Winchesterites and Clark Countians have a real gem in their midst.
Actually, there are a number of gems hereabouts, including human gems, but this article chooses to focus on one in particular, our local public library.
And to be more particularly accurate, there are a number of gems within the facility itself, the people who work there and serve the public every day.
There are still some people around in this community who can recall the very early public library, a single room located on the upper floor of the courthouse, where schoolchildren were occasionally escorted because it was a time when elementary schools may not have had their own in-house libraries.
In the early 50s, the library moved into a Pullman car that was parked behind the city hall, facing onto Maple Street. At that time, the city hall contained the Winchester Fire Department — with trucks parked on a wooden floor supported by a forest of wood columns in the unoccupied basement — and the Winchester Police Department. The library remained there from 1952 until 1958, ably run by Mrs. Lynne Boxley.
From there, the library moved into the building on South Main Street that had been occupied by the Winchester Church of Christ and became a real icon of downtown Winchester. In 1976 an addition was made to the building that included an upstairs meeting room. For the first time since the inception of a local public library, the addition afforded a way for physically challenged individuals to access the building.
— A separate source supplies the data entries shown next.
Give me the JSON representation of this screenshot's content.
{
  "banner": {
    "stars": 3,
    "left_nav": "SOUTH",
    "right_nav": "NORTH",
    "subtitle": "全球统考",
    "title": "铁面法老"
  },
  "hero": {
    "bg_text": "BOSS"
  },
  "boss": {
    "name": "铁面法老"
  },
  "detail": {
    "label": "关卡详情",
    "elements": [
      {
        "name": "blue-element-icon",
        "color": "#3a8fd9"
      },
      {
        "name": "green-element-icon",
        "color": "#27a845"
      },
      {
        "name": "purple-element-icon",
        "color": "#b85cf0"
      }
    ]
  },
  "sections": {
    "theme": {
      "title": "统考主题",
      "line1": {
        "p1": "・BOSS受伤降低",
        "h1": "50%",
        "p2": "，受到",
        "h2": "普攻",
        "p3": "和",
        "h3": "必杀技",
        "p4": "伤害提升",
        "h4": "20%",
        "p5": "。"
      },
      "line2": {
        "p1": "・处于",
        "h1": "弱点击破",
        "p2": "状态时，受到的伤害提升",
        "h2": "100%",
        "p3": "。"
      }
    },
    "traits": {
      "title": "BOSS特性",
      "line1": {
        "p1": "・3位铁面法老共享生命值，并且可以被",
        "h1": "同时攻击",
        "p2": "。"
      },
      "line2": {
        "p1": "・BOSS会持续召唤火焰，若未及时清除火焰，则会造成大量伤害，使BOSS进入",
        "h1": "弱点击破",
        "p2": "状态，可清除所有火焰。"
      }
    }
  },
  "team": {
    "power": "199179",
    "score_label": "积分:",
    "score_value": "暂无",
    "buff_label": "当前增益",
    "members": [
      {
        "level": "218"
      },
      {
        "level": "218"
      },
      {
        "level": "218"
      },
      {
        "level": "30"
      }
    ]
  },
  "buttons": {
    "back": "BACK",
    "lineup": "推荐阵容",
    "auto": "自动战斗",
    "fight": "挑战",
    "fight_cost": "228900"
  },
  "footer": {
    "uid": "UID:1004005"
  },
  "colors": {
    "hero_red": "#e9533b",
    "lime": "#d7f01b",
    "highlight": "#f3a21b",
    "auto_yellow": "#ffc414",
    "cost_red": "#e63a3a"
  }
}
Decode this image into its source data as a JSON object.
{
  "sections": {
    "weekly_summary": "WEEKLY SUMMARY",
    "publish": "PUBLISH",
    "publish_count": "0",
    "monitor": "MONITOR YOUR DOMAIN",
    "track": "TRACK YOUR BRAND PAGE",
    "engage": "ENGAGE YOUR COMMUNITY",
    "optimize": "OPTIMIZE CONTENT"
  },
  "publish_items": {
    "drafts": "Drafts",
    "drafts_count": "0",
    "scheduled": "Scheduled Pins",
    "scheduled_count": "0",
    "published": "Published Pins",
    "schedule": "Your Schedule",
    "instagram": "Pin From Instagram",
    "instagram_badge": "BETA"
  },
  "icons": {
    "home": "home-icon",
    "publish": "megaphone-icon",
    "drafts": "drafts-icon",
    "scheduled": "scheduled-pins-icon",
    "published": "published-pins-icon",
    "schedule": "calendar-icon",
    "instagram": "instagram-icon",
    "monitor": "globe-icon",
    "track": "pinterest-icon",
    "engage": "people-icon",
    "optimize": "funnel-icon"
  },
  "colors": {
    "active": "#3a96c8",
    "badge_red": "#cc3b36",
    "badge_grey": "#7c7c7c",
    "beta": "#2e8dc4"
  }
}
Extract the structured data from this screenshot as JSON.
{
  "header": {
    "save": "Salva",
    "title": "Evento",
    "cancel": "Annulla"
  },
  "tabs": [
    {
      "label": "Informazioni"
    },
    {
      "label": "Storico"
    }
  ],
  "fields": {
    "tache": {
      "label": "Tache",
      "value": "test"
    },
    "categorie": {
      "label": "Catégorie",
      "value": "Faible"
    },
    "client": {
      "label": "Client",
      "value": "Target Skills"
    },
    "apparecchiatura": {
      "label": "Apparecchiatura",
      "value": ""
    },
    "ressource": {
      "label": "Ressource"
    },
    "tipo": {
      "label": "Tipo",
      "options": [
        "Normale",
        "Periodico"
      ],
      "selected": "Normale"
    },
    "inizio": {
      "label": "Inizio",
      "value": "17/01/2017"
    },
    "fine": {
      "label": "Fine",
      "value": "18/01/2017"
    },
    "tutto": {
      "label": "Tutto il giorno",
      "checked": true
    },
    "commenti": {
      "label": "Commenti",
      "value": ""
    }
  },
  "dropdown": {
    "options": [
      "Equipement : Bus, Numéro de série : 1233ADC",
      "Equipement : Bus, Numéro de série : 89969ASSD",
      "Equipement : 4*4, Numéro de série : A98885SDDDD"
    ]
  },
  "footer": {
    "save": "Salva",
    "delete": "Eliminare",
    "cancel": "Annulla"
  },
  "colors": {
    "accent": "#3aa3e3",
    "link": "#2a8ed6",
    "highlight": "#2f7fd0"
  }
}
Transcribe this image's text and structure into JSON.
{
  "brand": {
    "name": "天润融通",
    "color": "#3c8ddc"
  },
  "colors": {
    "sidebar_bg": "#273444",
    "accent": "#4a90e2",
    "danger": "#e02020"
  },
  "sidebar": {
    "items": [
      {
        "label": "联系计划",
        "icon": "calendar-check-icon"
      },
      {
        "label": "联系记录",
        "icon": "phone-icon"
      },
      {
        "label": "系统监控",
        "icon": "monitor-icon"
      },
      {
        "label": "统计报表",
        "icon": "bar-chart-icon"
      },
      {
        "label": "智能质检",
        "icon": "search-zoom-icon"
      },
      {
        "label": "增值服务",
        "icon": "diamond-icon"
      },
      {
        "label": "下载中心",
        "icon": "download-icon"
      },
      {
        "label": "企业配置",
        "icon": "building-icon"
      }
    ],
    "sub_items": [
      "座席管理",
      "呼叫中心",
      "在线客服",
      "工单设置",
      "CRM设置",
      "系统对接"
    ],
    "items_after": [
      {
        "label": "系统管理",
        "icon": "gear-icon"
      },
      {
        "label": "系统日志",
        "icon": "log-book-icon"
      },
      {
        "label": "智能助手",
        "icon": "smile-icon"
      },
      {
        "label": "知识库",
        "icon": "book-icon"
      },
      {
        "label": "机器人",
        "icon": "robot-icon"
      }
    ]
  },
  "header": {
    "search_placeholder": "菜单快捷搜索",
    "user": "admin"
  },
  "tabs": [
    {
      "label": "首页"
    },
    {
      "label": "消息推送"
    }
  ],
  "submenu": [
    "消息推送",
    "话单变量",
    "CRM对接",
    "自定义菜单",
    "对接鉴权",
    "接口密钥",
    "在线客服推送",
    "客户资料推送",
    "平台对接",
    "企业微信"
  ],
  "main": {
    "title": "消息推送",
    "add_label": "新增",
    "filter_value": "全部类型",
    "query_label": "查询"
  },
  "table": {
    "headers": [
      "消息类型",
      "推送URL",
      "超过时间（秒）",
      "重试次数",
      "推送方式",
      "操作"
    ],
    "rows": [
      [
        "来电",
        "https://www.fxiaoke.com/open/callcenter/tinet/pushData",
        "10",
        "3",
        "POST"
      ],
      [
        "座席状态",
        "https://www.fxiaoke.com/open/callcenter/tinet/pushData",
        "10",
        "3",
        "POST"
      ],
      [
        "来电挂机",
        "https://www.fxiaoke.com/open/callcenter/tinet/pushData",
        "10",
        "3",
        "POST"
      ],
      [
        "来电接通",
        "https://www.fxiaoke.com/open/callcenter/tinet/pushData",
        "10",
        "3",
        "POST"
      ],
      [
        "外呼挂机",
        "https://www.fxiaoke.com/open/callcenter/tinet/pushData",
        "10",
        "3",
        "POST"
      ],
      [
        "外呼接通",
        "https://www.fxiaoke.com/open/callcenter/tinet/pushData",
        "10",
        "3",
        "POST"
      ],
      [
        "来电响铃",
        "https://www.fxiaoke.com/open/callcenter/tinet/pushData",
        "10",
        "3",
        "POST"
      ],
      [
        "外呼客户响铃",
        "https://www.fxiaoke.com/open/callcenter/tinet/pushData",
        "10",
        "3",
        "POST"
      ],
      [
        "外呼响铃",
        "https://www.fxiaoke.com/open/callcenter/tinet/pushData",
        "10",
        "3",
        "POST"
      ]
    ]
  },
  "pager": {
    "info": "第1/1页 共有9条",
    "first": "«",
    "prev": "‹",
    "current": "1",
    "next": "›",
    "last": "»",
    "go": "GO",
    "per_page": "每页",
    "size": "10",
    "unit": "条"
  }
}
Now our local gem resides in a building completed in 1997 and added to in 2008, providing thousands of books and visual media as well as hundreds of publications and historical items, activities, documents, and access to a vast repository of past local newspaper editions and records that can be found nowhere else.
I had the honor and privilege of serving as a trustee on the library Board of Directors for four years, serving with a dedicated, unpaid, talented group of four other individuals whose sole purpose was to provide for the community and improve an already superb facility, its collections, and its value to the public.
I recently had the opportunity to request an inter-library loan for a book that was not on the local shelves. It was so easy to simply call the library and provide the title and author of the book I sought. The very pleasant staff member with whom I spoke efficiently took the information and let me know that I would be contacted when the book arrived.
Less than a week later, when I went to collect the book, I inquired about the process of requesting an inter-library loan. I was told of the extensive network available to libraries in which such requests are circulated far and wide and that many offers may come to provide the requested item. I was also told that books have come from as far away as Alaska.
The services available here far exceed what most even realize, and the staff here, led by Julie Maruskin, is efficient, knowledgeable, and eager to help all patrons. Use them. Get to know them. You’ll never regret it — and you’ll find more in our library than you ever imagined.
Our library has been serving the community for seventy years due to the efforts of a small group of local women who saw the need in the early 50s and rose to meet it.
The library is a vital part of this community, indeed of any community. Encourage it. Protect it.
While the means of disseminating information will undoubtedly change over the coming decades, our library will also change and remain a valuable asset to everyone here. A real gem.